As time wound down, a final “INCOMING” was announced and all Pax shot their way up to the top of the tower with the 6 ringing the bell as the beatdown finally ended. No Pax did better then “close,” so all received 1-point. Tatanka claimed he was mere steps away from a “leaner,” but YHC has yet to confirm this. This workout will be revisited from time-to-time to gauge our fitness progression. “It doesn’t get easier; we just get stronger.” ‘Till next time.
Moleskin — The horseshoe represented the daily grind that each of us have to do (work, manage the home, lead our family, etc.). It’s part of the job description God has given each of us as men. It’s required. The hand grenades represented those things that hit us, or those we love and care about, unexpectedly. This could be a financial issue, a health issue, a loss, or some other crisis. These “flaming darts from the evil one” are orchestrated to take us off of our game, distracting us from our horseshoe duties. What should we do when hand grenades or flaming darts are incoming? Of course, take them to the Lord, our Strong Tower, a Tower of Refuge. So, that’s what we did when the grenades came at us this morning — we ascended to the Tower of Refuge, hallelujah-style, as a signal of laying our worries down at His feet. As Believers, God is our source for all things, especially in times of trouble.
All Pax got close, and that’s okay for people of faith. We know that our best is “as filthy rags” in the sight of a Holy and righteous God. But in Jesus, the gap is filled and the righteous requirements are satisfied because of our faith in Him. It turns-out that close not only counts in horseshoes and hand grenades, but also in faith in Jesus Christ! Amen!

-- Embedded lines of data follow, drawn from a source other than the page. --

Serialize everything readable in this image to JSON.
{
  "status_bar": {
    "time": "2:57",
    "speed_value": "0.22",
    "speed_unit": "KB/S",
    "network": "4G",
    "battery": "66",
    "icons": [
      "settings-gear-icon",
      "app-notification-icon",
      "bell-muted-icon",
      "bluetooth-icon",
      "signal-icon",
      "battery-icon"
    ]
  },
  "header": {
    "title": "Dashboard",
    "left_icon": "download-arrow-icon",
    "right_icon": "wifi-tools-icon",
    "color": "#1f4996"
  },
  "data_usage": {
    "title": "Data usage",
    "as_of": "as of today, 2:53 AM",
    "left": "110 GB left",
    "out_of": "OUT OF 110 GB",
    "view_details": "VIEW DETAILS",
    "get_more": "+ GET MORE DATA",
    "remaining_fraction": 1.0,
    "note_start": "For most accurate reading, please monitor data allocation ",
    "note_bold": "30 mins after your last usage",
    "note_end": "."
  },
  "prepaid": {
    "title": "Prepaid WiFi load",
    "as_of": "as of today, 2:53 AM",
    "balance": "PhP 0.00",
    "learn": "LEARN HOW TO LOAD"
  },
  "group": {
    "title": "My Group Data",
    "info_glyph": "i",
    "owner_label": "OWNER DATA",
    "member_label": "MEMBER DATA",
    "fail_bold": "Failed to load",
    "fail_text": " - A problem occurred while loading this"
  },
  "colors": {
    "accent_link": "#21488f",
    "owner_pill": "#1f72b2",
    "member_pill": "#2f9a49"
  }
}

As you go about this week, be mindful to take your cares and worries to the Lord. He delights in partnering with us to accomplish His purposes even when things get tough. We don’t have to navigate the battlefield alone.
- Races coming up (Myakka Half), Siesta Tri cancelled
- Gator Wilderness Retreat getting closer (see newsletter for details)
- Congrats to Jimmy Dean on becoming the site Q for NBP
- Congrats to Sniper on becoming the site Q for Nolan
- Banjo and family stuff
- Clutch’s son broke an elbow, needs speedy healing
- Sniper and brother
- Injured Pax (6-pack, et al), quick recovery
Peace Out –I’m grateful for the chance to Q and for the privilege of being part of Fitness, Fellowship and Faith small workout groups.
“To do what others can not, be willing to do what others will not.”